● SOURCE DATA:
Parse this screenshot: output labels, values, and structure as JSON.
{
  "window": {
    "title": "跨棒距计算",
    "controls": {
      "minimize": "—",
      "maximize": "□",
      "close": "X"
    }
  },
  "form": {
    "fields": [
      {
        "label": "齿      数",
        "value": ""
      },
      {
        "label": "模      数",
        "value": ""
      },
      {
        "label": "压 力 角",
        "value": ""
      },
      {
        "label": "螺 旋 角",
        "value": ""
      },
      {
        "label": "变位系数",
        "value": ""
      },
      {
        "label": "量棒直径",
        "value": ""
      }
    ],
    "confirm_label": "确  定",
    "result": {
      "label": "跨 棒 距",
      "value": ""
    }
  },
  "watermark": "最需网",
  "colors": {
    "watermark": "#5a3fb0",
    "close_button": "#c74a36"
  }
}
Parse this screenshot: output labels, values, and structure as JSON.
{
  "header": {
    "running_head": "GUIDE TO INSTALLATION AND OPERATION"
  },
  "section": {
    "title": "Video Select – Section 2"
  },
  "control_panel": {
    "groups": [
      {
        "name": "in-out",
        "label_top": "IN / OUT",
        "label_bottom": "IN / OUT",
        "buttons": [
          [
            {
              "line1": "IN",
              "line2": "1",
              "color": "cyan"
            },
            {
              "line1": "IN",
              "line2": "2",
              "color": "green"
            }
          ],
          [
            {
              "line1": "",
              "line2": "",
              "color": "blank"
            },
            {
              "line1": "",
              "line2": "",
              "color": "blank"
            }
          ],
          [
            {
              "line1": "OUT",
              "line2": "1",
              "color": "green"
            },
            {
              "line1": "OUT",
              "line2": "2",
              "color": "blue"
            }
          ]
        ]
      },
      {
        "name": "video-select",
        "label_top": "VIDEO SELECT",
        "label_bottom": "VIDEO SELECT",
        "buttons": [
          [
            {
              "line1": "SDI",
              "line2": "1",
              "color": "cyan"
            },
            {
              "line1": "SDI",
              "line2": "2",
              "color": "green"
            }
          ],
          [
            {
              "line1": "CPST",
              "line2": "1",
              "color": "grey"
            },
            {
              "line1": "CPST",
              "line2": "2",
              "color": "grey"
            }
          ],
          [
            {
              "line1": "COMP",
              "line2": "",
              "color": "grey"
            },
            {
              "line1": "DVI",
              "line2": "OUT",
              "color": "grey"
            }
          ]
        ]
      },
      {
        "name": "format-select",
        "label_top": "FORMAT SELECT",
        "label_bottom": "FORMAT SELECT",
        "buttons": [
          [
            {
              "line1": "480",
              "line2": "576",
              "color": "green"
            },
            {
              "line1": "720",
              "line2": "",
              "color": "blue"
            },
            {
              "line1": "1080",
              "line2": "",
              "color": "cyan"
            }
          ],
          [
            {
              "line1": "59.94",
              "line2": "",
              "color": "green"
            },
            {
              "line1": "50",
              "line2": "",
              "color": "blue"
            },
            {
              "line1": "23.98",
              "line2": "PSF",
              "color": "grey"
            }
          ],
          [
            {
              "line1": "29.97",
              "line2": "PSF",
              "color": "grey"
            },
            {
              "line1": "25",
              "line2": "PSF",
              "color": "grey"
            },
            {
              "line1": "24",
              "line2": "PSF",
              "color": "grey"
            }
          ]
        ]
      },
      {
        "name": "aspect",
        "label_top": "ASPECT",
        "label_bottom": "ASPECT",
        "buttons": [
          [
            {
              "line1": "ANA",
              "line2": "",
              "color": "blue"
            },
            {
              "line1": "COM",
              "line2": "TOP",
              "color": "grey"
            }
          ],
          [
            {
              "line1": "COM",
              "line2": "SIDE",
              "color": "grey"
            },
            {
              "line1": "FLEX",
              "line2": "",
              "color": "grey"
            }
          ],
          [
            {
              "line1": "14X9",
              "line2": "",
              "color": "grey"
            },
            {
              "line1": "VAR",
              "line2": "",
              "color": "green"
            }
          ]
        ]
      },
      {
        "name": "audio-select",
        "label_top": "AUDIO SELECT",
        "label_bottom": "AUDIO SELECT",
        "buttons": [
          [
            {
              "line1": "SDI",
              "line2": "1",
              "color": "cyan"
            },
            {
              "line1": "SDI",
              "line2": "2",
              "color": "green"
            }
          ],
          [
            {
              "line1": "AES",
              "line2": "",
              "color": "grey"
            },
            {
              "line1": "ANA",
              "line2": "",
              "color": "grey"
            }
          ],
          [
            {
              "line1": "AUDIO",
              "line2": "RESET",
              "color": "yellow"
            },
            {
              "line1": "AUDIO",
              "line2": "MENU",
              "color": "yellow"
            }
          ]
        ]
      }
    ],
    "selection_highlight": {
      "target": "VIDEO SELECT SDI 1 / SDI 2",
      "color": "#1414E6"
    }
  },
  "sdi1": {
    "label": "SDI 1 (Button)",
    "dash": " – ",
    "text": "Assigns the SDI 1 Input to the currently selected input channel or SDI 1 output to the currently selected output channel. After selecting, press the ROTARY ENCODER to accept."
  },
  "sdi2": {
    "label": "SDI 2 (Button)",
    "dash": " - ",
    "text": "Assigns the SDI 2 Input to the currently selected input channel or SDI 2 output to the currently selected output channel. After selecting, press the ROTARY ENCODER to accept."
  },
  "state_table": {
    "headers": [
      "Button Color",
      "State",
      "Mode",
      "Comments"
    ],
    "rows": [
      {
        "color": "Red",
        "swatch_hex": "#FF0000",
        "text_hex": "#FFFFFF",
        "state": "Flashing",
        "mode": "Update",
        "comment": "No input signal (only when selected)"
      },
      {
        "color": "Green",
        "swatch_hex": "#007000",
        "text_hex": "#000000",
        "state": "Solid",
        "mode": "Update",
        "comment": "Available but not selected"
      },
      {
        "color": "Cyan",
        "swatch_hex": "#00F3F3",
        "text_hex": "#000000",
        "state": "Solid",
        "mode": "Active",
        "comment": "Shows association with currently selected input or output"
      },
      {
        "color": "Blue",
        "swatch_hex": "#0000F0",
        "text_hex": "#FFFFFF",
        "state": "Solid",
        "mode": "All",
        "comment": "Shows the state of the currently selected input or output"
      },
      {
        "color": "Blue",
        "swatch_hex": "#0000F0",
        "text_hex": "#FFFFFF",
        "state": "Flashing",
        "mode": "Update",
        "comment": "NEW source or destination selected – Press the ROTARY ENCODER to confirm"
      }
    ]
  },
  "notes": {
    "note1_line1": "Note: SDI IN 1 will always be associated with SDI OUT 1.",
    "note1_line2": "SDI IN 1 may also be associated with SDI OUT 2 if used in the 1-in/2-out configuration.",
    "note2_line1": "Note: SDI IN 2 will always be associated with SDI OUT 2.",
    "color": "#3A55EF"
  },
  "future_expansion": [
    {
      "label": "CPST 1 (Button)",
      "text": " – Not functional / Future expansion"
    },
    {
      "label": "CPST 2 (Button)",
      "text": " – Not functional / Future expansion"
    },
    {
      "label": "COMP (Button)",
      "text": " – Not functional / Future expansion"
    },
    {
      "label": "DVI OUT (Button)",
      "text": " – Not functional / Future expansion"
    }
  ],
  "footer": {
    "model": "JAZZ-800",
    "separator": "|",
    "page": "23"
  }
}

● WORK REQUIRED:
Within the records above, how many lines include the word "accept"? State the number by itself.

● ANSWER BOX:
2